In the end, to get from Potosí to Sucre I had to get a taxi, because buses were on strike indefinitely. I was sharing it with a traveller from the US, two Bolivian women, two babies and a dog, which made for a cramped journey. After about an hour and a half of good running on smooth roads through the mountains, our driver stopped to talk to someone, and got word that there was a roadblock of striking bus drivers ahead. We took to a side road to avoid it, and before long the side road became an axle-crunching bone-jarring mess of rock and gravel. Our driver was careful but the road was appalling. We bumped violently along it, occasionally hearing horrific grinding noises and once almost getting grounded on a large boulder, but after half an hour we suddenly rejoined the main road again, and arrived in Sucre about an hour after that, slightly bruised but happy to have made it.
Sucre was a great place - a striking colonial centre, a friendly vibe, nice bars and restaurants and lots to see. Having fallen in love with api in Potosí, I found another Bolivian treat here - buñuelos, a deep-fried doughy snack, which I ate in considerable quantities at an excellent cafe near where I was staying. Although we were still 2800m above sea level, it was much warmer here than it had been in Potosí, and so api was less important to my general well being.

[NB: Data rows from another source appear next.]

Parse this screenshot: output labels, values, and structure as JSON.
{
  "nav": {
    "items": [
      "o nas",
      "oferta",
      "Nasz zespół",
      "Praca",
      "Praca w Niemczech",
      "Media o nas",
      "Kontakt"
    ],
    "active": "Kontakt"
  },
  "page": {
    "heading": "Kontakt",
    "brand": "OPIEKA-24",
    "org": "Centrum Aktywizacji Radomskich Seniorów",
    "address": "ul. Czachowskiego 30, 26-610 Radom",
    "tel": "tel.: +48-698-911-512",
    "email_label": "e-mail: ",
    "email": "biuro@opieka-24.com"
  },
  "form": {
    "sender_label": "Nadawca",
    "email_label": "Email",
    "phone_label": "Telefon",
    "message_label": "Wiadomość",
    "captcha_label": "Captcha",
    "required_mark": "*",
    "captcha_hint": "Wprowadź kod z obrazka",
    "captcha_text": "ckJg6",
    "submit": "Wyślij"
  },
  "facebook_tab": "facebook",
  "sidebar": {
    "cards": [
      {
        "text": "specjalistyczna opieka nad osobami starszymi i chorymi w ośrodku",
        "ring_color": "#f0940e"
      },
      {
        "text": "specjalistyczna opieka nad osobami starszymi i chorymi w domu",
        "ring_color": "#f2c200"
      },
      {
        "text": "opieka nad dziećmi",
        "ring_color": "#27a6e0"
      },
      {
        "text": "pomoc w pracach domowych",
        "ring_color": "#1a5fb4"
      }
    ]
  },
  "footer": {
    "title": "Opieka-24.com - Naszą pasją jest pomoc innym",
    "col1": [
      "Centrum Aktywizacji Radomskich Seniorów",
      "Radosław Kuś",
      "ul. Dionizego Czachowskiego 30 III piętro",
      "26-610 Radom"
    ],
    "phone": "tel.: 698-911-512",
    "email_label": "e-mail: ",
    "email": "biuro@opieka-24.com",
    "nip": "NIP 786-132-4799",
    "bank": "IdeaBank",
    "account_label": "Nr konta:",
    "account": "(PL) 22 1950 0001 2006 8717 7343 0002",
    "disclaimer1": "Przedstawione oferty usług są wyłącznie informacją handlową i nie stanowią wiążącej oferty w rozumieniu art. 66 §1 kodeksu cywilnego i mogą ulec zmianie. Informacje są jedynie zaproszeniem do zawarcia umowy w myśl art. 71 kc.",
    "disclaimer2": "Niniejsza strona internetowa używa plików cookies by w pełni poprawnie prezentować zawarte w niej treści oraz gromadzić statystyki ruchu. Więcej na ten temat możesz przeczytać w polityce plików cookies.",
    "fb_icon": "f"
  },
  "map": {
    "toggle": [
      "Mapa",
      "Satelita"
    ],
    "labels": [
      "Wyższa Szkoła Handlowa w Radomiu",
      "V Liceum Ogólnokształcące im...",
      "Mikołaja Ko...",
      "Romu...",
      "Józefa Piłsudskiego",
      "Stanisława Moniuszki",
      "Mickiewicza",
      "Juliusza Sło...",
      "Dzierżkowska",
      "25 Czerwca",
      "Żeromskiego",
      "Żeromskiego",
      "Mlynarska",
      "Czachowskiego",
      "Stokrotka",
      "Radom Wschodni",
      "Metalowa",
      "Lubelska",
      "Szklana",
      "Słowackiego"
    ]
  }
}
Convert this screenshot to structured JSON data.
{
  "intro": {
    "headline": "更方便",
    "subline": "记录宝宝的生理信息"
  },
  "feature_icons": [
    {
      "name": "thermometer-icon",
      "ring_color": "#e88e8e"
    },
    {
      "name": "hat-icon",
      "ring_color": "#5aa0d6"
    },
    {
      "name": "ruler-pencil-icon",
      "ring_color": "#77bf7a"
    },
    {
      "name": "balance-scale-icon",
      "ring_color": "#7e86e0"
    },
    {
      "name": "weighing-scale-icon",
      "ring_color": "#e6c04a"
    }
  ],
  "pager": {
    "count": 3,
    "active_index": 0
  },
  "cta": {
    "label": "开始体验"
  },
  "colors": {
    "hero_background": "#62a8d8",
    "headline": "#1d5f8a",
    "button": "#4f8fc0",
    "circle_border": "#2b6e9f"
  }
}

The main thing I went to see in Sucre was a quarry. I'm not normally one to seek out heavy industry while travelling but the attraction here is a huge area of dinosaur footprints which were uncovered just a few years ago. An almost sheer rock face at the quarry was, millions of years ago, a flat muddy area, through which a whole bunch of dinosaurs walked. Their tracks criss-cross the rock face, and it's extremely impressive to see imprints left by many different types of foot, inconceivably long ago. But it's also slightly depressing that quarrying work continues, and even while I was there I could see trickles of dust coming off the rock face. Quarrying continues right up to the layer with the footprints on, and it's surely possible that the footprints won't be there for very much longer.
It was the 22nd of December when I saw the dinosaur footprints, and I fancied spending Christmas at Lake Titicaca. The bus strike, luckily, was coming to an end, and I bought a ticket to La Paz for the night of the 23rd. While Sucre is the constitutional capital of Bolivia, La Paz is a far bigger city and is the de facto capital. I was looking forward to seeing it. My bus left Sucre at about 6pm, and after a meal stop at about 7pm, we passed through Potosí at about 11pm. We stopped for a bit, and as the bus door opened a blast of freezing air whistled down the aisle. After that, I fell asleep - the bus was comfortable and had plenty of leg room. Early on Christmas Eve, I arrived in La Paz. I managed to get rapidly onto a bus heading for Copacabana, on the shores of Lake Titicaca, and we wound up the side of the valley that La Paz sits in, through the vast sprawl of El Alto on the valley edge, and then through populous farmlands to the lake.